There's nothing quite so comfy as a soft pair of boots. They can go out, but also double as slippers around the house, and keep you warm and toasty when there's a chill in the air. They are the very embodiment of hygge, and now you can make your own pair with flip-flop soles.
Jess over at Make and Do Crew has already established herself as the queen of crocheted footwear. This unique set of designs has already gone viral on more than one occasion, and her newest pattern, the Breckenridge Boots, is another fantastic addition to the family.
To make the Breckenridge Boots, you will use a pair of flip-flops for the sole. Crochet the foot and shaft in Wool-Ease® Thick & Quick© Bonus Bundle. The trim is made from Homespun®, so it has a great texture to emulate the sheepskin of Ugg boots. You also need a small amount of Vanna's Choice® to match your flip-flop soles for attaching them to the body of the boot.
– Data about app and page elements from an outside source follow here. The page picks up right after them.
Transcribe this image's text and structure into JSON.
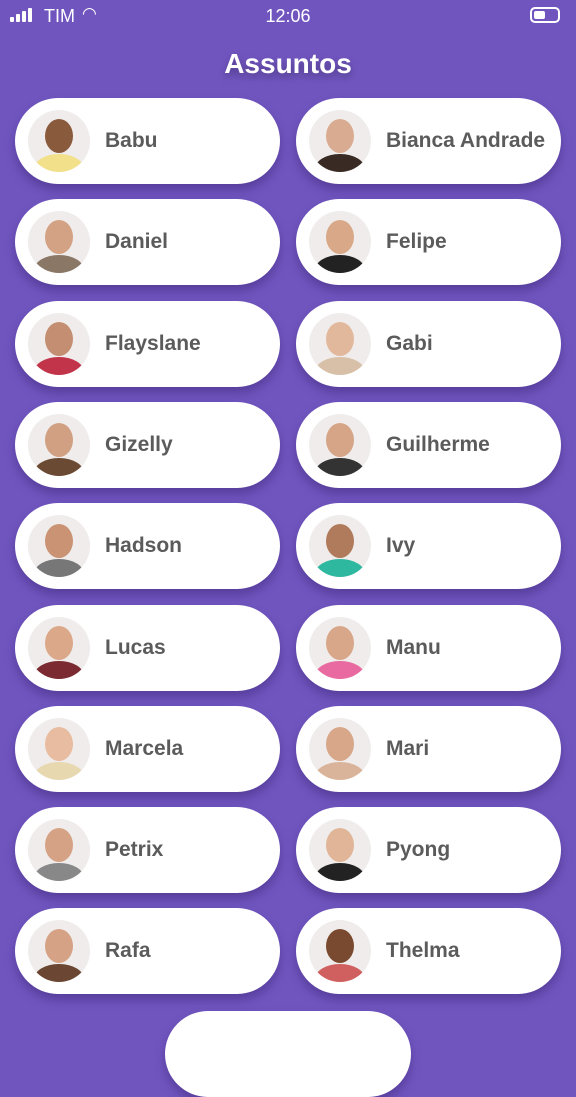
{
  "status": {
    "carrier": "TIM",
    "time": "12:06"
  },
  "header": {
    "title": "Assuntos"
  },
  "subjects": [
    {
      "name": "Babu",
      "shirt": "#f2e08a",
      "skin": "#8a5a3c"
    },
    {
      "name": "Bianca Andrade",
      "shirt": "#3a2a24",
      "skin": "#d9ab90"
    },
    {
      "name": "Daniel",
      "shirt": "#8a7766",
      "skin": "#d3a183"
    },
    {
      "name": "Felipe",
      "shirt": "#222",
      "skin": "#d8a888"
    },
    {
      "name": "Flayslane",
      "shirt": "#c2344a",
      "skin": "#c48e72"
    },
    {
      "name": "Gabi",
      "shirt": "#d8c0a8",
      "skin": "#e2b89c"
    },
    {
      "name": "Gizelly",
      "shirt": "#6b4a34",
      "skin": "#d1a083"
    },
    {
      "name": "Guilherme",
      "shirt": "#333",
      "skin": "#d6a587"
    },
    {
      "name": "Hadson",
      "shirt": "#777",
      "skin": "#c99374"
    },
    {
      "name": "Ivy",
      "shirt": "#2fb8a0",
      "skin": "#b07a5c"
    },
    {
      "name": "Lucas",
      "shirt": "#7a2a30",
      "skin": "#dca88a"
    },
    {
      "name": "Manu",
      "shirt": "#e86aa0",
      "skin": "#d8a688"
    },
    {
      "name": "Marcela",
      "shirt": "#e8d8b0",
      "skin": "#e8bca0"
    },
    {
      "name": "Mari",
      "shirt": "#d9b49a",
      "skin": "#d8a688"
    },
    {
      "name": "Petrix",
      "shirt": "#888",
      "skin": "#d6a285"
    },
    {
      "name": "Pyong",
      "shirt": "#222",
      "skin": "#e0b598"
    },
    {
      "name": "Rafa",
      "shirt": "#6b4632",
      "skin": "#d6a285"
    },
    {
      "name": "Thelma",
      "shirt": "#d06060",
      "skin": "#7a4a30"
    }
  ],
  "colors": {
    "background": "#7055bf",
    "card": "#ffffff",
    "text": "#5b5b5b"
  }
}
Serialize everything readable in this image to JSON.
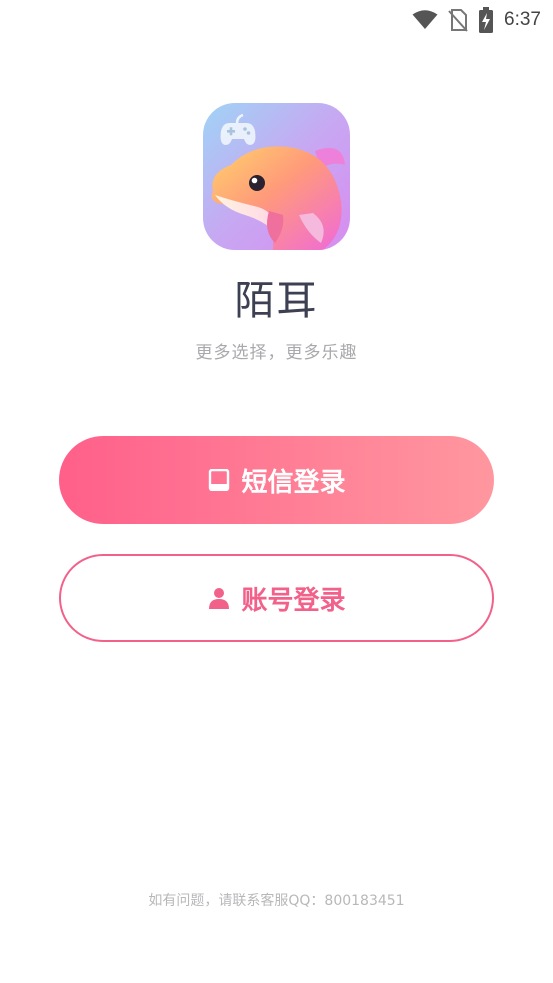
{
  "status_bar": {
    "time": "6:37",
    "icons": [
      "wifi-icon",
      "no-sim-icon",
      "battery-charging-icon"
    ]
  },
  "app": {
    "name": "陌耳",
    "slogan": "更多选择，更多乐趣",
    "logo": "dolphin-gamepad-logo"
  },
  "buttons": {
    "sms_login_label": "短信登录",
    "sms_login_icon": "tablet-icon",
    "account_login_label": "账号登录",
    "account_login_icon": "user-icon"
  },
  "footer": {
    "contact_text": "如有问题，请联系客服QQ：800183451"
  },
  "colors": {
    "accent": "#f1618a",
    "gradient_start": "#ff5f8a",
    "gradient_end": "#ff979f",
    "title": "#3d3f52",
    "muted": "#a9a9ad"
  }
}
Working with Flip-Flop Soles
You start off the boots by removing the flip-flop straps, then poking holes around the sole to attach the foot. This is done by crocheting around with the Vanna's Choice®. Then you switch to the Thick & Quick®. Jess provides detailed instructions in the pattern. If you want to wear the boots outside, you can glue the plastic plugs from the straps in place after the boots are finished. If you will be using this solely (pun intended) as slippers, that particular step is optional.
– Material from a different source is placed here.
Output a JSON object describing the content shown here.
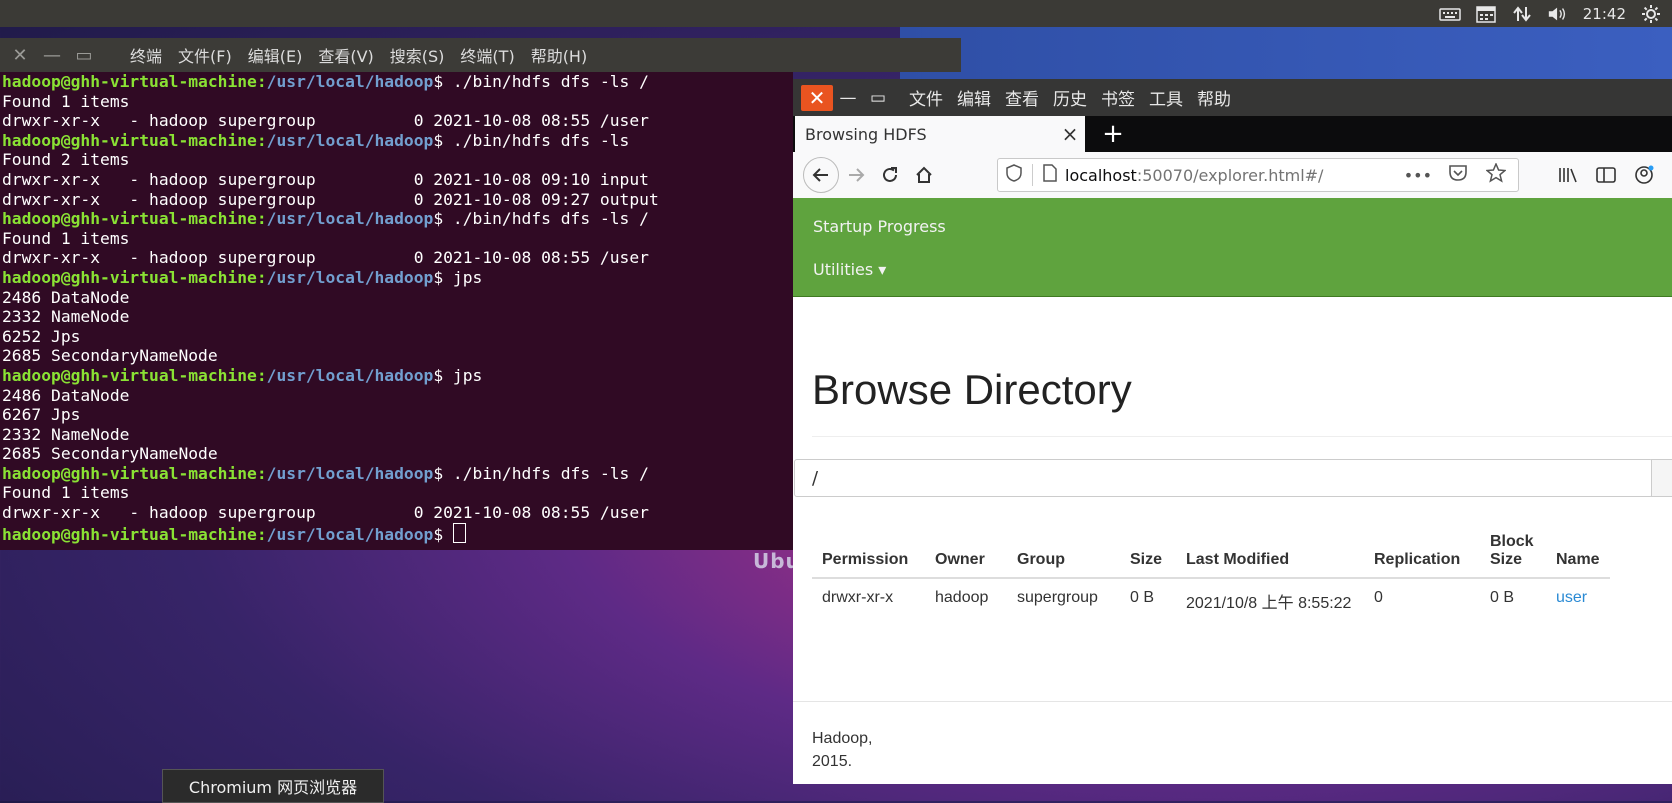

Crocheting into holes on flip-flops is likely a new technique for you, unless you've made one of Jess's previous patterns. However, if you use the image above as a visual cue, it's not as hard as it might seem. If you're worried about messing up, buy more than one pair of flip-flops. They aren't too expensive. Jess also recommends buying your sandals a size smaller than you normally would, to help with the fit of the boots. You should also be crocheting at an extremely tight gauge during the foot portion, so keep an eye on tension as you go.
Crocheting the Boot
You'll work the foot in the round, using a slip stitch to join them. The shaft of the boot is done in a couple of pieces. The side seams are where the white "sheepskin" trim will go. You'll sew the buttons on the outside of each boot.
Once the feet and shafts are complete, move onto the trim and finishing. Jess covers this in detail in the pattern as well. While the effect of Homespun makes it look like these boots are fully lined with fur, they are actually just trimmed. You get the look without the dangers of your feet overheating. You will also attach the buttons, make loops, and, if you wish to, glue the plugs in place within the soles.
Once you finish, it's time to curl up and get cozy. Put on some comfy leggings and a tee or sweatshirt and sit on the couch on a chilly day. Netflix, tea, pets, and a window overlooking a snowstorm are all optional, but highly recommended.